* Problem to work on
Only lines that contain the word "sessions" are to be returned from the data below.

Page and application data records
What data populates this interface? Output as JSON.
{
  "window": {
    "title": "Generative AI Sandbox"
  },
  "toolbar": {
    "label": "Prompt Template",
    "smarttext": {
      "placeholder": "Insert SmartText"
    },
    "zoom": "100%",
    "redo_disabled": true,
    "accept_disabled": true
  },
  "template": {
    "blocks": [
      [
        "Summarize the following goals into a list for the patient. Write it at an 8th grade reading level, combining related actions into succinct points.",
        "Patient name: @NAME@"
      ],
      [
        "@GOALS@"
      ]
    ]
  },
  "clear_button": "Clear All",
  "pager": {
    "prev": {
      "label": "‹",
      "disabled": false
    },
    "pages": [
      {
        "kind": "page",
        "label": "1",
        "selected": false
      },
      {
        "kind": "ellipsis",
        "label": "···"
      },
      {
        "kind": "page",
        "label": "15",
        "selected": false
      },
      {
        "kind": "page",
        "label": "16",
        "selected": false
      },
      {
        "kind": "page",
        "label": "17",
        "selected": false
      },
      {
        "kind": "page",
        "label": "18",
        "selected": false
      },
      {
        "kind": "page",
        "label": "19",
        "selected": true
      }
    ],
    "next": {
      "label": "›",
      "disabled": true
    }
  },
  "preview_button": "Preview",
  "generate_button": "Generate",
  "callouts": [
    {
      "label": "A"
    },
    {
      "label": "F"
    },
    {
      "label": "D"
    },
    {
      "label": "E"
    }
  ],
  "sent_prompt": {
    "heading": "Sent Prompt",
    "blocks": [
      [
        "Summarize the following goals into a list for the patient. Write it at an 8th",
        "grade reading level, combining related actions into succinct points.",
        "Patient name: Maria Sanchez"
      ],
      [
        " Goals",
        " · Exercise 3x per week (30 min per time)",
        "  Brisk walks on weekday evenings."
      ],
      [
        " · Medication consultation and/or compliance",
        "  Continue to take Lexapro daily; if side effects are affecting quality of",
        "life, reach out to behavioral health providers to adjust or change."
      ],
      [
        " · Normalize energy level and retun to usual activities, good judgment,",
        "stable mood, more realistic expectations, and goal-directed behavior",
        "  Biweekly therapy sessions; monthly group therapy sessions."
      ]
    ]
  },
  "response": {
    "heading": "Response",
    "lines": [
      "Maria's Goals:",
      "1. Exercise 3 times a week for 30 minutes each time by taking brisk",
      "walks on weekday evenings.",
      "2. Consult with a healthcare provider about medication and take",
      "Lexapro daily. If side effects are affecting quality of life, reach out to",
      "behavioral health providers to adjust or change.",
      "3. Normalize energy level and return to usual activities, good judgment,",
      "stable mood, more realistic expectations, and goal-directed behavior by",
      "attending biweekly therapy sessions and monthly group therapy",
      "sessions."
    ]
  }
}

* Exercise solution
        "  Biweekly therapy sessions; monthly group therapy sessions."
      "attending biweekly therapy sessions and monthly group therapy",
      "sessions."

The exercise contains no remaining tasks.